            3 Replies
            1. re: Amanita

              Thanks for that link. I'll try to find a hard copy of it.

              1. re: HLing

                Thanks everyone for the input: Chowhound continues to be a wonderful resource!
                Amanita: Love the screen name: You must be a mushroom hunter... Wish the boletus edulis that grow in the US were as tasty as what we enjoyed in Italia. Enjoyed the New Yorker abstract: I'll see if the library has the magazine.

                HLing: Great information - now I feel as though I really know something about matsutake. The Gohan sounds so good. I have about half a pound so I can try several different preps. The chawanmushi just sounds so comforting...

                1. re: RWCFoodie

                  Hi RWCFoodie,

                  My mom cooked matsutake quite often when in season when we lived in Japan. If they were big ones, she usually slice them across (so each slice still looked like it had a cap and body). Then she put them on a grilling pan, continue to baste them with a mixture of soy sauce, mirin, and very little sugar while grilling them. Then she turned over the slices and repeated. It was always so comforting when we had this dish.

                  Another way to prepare it was tempura! While it might sound like frying the matsutake would destroy the natural flavor, it is actually not true. If you do the tempura correctly, the matsutake will have a nice crunch outside, and super juicy and flavorful inside. It is ethereal!

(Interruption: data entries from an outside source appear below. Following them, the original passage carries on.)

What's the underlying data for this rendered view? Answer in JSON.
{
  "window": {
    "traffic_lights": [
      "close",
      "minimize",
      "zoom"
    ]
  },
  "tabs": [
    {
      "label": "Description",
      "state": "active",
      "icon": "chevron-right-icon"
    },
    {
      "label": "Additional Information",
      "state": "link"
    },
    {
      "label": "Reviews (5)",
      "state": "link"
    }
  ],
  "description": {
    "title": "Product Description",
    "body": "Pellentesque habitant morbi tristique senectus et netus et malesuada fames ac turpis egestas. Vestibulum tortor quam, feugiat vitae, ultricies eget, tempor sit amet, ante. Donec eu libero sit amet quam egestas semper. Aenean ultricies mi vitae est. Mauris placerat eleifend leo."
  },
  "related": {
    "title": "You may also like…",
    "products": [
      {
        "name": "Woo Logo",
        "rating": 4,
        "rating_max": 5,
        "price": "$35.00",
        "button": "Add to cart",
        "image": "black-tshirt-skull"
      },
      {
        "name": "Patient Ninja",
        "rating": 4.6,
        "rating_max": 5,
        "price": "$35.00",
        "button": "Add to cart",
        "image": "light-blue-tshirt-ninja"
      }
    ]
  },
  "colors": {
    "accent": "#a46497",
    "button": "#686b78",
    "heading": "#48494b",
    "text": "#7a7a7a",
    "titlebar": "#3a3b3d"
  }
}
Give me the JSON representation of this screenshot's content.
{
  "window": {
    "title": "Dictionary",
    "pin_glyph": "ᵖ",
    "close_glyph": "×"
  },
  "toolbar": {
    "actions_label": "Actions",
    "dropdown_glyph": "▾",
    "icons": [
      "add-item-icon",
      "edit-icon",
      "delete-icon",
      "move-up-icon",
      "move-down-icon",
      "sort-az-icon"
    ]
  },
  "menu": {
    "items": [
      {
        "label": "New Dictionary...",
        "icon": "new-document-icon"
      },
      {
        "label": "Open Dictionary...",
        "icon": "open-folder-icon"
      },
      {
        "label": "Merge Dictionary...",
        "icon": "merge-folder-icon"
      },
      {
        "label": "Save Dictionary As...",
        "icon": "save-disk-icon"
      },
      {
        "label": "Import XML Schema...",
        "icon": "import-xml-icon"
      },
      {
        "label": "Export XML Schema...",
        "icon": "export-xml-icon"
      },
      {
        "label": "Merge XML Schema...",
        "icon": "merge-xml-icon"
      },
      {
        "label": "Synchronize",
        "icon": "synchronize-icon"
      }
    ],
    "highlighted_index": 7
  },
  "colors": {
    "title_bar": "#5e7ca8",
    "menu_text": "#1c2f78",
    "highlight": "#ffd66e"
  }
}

            2. I love the matsutake mushroom. I look forward to it every year and ultimately, I believe it is the reason I chose to live in the Northwest where they thrive in our dense pine forests. I bought some at the local farmers markets (an amazing $14.99/lb!!) and made a simple soup with japanese stock (dashi) thin slices of the mushroom and around 3 lbs of fresh manila clams. It was simple, delicious and really brought out the incredible aroma of these marvelous mushrooms! I have also heard that they''re wonderful when lightly grilled. If they're at the market again this weekend, I might try that method instead. Good luck and enjoy!

              2 Replies
              1. re: Hanads

                When one of my dad's friend lived near Coos Bay in Oregon until the early 90s, he'd walk the mountains around his home and just pull them up from under the pine needles. Not many knew about these gems back then. He'd drive down in his motorhome and give ice chests full of matsutake to my parents, who would then redistribute the sudden windfall to their friends. The way you described the simple soup of dashi, matsutake and clams was one of the ways we had it and it brought back alot of great memories... thanks!

                1. re: Hanads

                  Having found delicious and fresh clams at the farmer's market (my new weekly treat) I will definitely try this combination! Thanks Hanads!